**Exercise instructions:**
Your copy should match the entries exactly, with no images carried over.

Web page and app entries
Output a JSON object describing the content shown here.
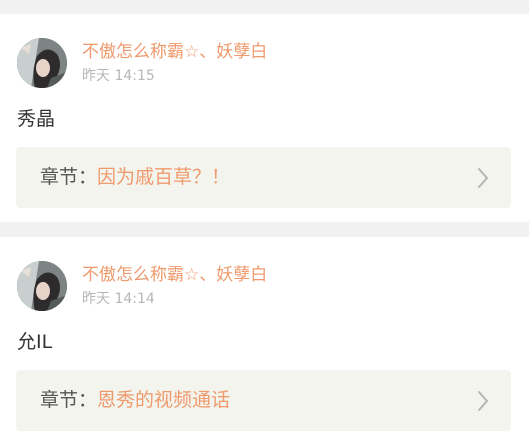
{
  "comments": [
    {
      "username": "不傲怎么称霸☆、妖孽白",
      "time": "昨天 14:15",
      "text": "秀晶",
      "chapter_prefix": "章节：",
      "chapter_title": "因为戚百草？！"
    },
    {
      "username": "不傲怎么称霸☆、妖孽白",
      "time": "昨天 14:14",
      "text": "允IL",
      "chapter_prefix": "章节：",
      "chapter_title": "恩秀的视频通话"
    }
  ],
  "icons": {
    "avatar": "user-avatar-photo",
    "chevron": "chevron-right-icon"
  },
  "colors": {
    "accent": "#ee9a6c",
    "muted": "#b7b7b7",
    "text": "#333333",
    "chapter_bg": "#f4f4ef",
    "page_bg": "#f1f1f1"
  }
}
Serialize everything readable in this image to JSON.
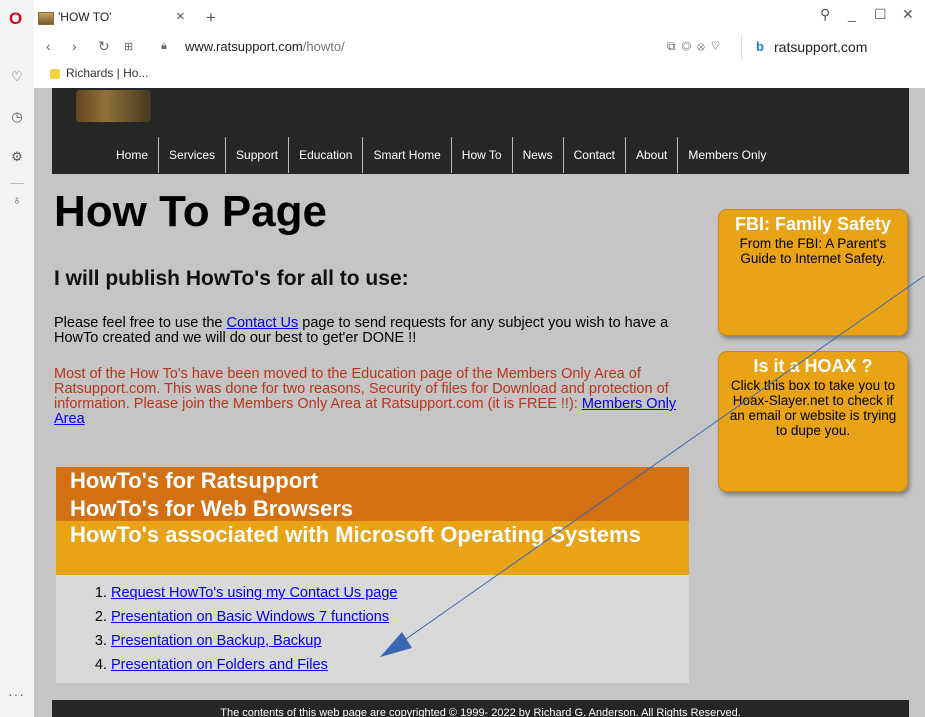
{
  "browser": {
    "tab_title": "'HOW TO'",
    "url_host": "www.ratsupport.com",
    "url_path": "/howto/",
    "side_panel_site": "ratsupport.com",
    "bookmark": "Richards | Ho..."
  },
  "page": {
    "nav": [
      "Home",
      "Services",
      "Support",
      "Education",
      "Smart Home",
      "How To",
      "News",
      "Contact",
      "About",
      "Members Only"
    ],
    "title": "How To Page",
    "subtitle": "I will publish HowTo's for all to use:",
    "para1_pre": "Please feel free to use the ",
    "para1_link": "Contact Us",
    "para1_post": " page to send requests for any subject you wish to have a HowTo created and we will do our best to get'er DONE !!",
    "para2_text": "Most of the How To's have been moved to the Education page of the Members Only Area of Ratsupport.com. This was done for two reasons, Security of files for Download and protection of information. Please join the Members Only Area at Ratsupport.com (it is FREE !!): ",
    "para2_link": "Members Only Area",
    "section1": "HowTo's for Ratsupport",
    "section2": "HowTo's for Web Browsers",
    "section3": "HowTo's associated with Microsoft Operating Systems",
    "list": [
      "Request HowTo's using my Contact Us page",
      "Presentation on Basic Windows 7 functions",
      "Presentation on Backup, Backup",
      "Presentation on Folders and Files"
    ],
    "card1_head": "FBI: Family Safety",
    "card1_body": "From the FBI: A Parent's Guide to Internet Safety.",
    "card2_head": "Is it a HOAX ?",
    "card2_body": "Click this box to take you to Hoax-Slayer.net to check if an email or website is trying to dupe you.",
    "footer": "The contents of this web page are copyrighted © 1999- 2022 by Richard G. Anderson. All Rights Reserved."
  },
  "colors": {
    "banner": "#262626",
    "page_bg": "#c5c5c5",
    "orange_dark": "#d37012",
    "orange_light": "#e8a317",
    "red_text": "#b8341c",
    "link": "#0000ee",
    "arrow": "#3a66b8"
  }
}
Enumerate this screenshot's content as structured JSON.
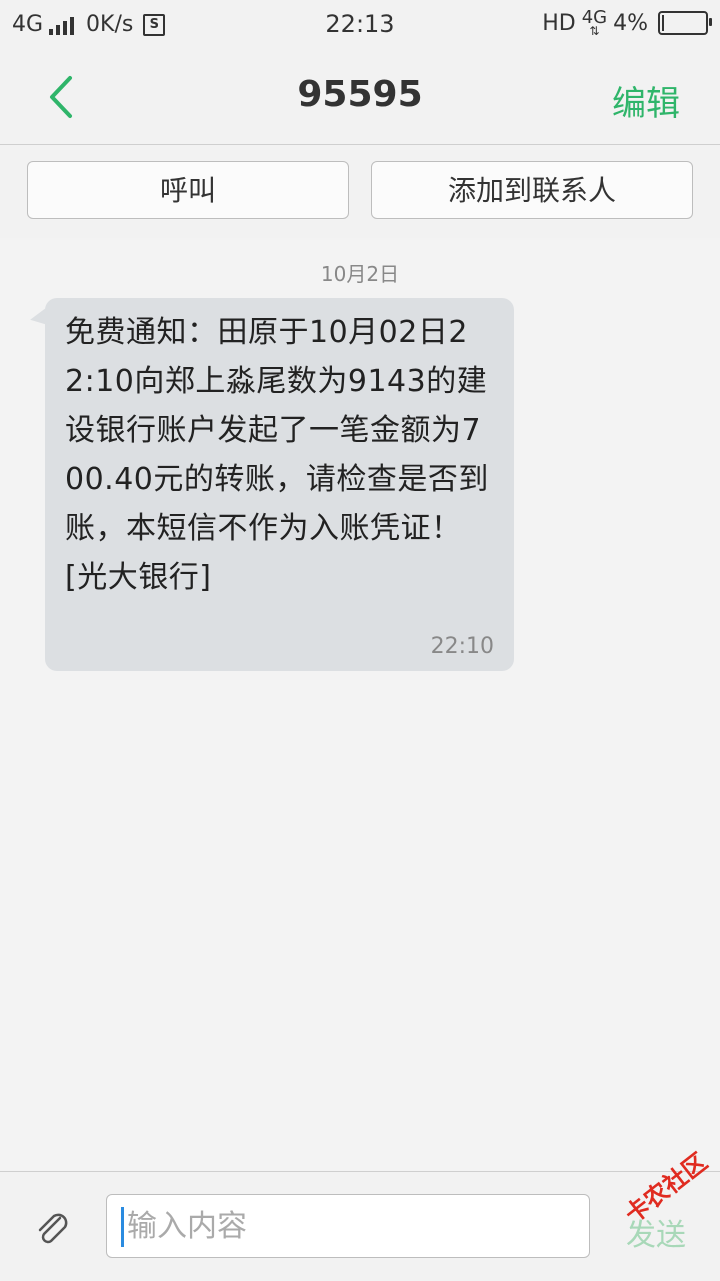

**Exercise answer:**
Output a JSON object describing the content shown here.
{
  "comments": [
    {
      "username": "不傲怎么称霸☆、妖孽白",
      "time": "昨天 14:15",
      "text": "秀晶",
      "chapter_prefix": "章节：",
      "chapter_title": "因为戚百草？！"
    },
    {
      "username": "不傲怎么称霸☆、妖孽白",
      "time": "昨天 14:14",
      "text": "允IL",
      "chapter_prefix": "章节：",
      "chapter_title": "恩秀的视频通话"
    }
  ],
  "icons": {
    "avatar": "user-avatar-photo",
    "chevron": "chevron-right-icon"
  },
  "colors": {
    "accent": "#ee9a6c",
    "muted": "#b7b7b7",
    "text": "#333333",
    "chapter_bg": "#f4f4ef",
    "page_bg": "#f1f1f1"
  }
}
Serialize everything readable in this image to JSON.
{
  "browser": {
    "tab_title": "'HOW TO'",
    "url_host": "www.ratsupport.com",
    "url_path": "/howto/",
    "side_panel_site": "ratsupport.com",
    "bookmark": "Richards | Ho..."
  },
  "page": {
    "nav": [
      "Home",
      "Services",
      "Support",
      "Education",
      "Smart Home",
      "How To",
      "News",
      "Contact",
      "About",
      "Members Only"
    ],
    "title": "How To Page",
    "subtitle": "I will publish HowTo's for all to use:",
    "para1_pre": "Please feel free to use the ",
    "para1_link": "Contact Us",
    "para1_post": " page to send requests for any subject you wish to have a HowTo created and we will do our best to get'er DONE !!",
    "para2_text": "Most of the How To's have been moved to the Education page of the Members Only Area of Ratsupport.com. This was done for two reasons, Security of files for Download and protection of information. Please join the Members Only Area at Ratsupport.com (it is FREE !!): ",
    "para2_link": "Members Only Area",
    "section1": "HowTo's for Ratsupport",
    "section2": "HowTo's for Web Browsers",
    "section3": "HowTo's associated with Microsoft Operating Systems",
    "list": [
      "Request HowTo's using my Contact Us page",
      "Presentation on Basic Windows 7 functions",
      "Presentation on Backup, Backup",
      "Presentation on Folders and Files"
    ],
    "card1_head": "FBI: Family Safety",
    "card1_body": "From the FBI: A Parent's Guide to Internet Safety.",
    "card2_head": "Is it a HOAX ?",
    "card2_body": "Click this box to take you to Hoax-Slayer.net to check if an email or website is trying to dupe you.",
    "footer": "The contents of this web page are copyrighted © 1999- 2022 by Richard G. Anderson. All Rights Reserved."
  },
  "colors": {
    "banner": "#262626",
    "page_bg": "#c5c5c5",
    "orange_dark": "#d37012",
    "orange_light": "#e8a317",
    "red_text": "#b8341c",
    "link": "#0000ee",
    "arrow": "#3a66b8"
  }
}
Enumerate this screenshot's content as structured JSON.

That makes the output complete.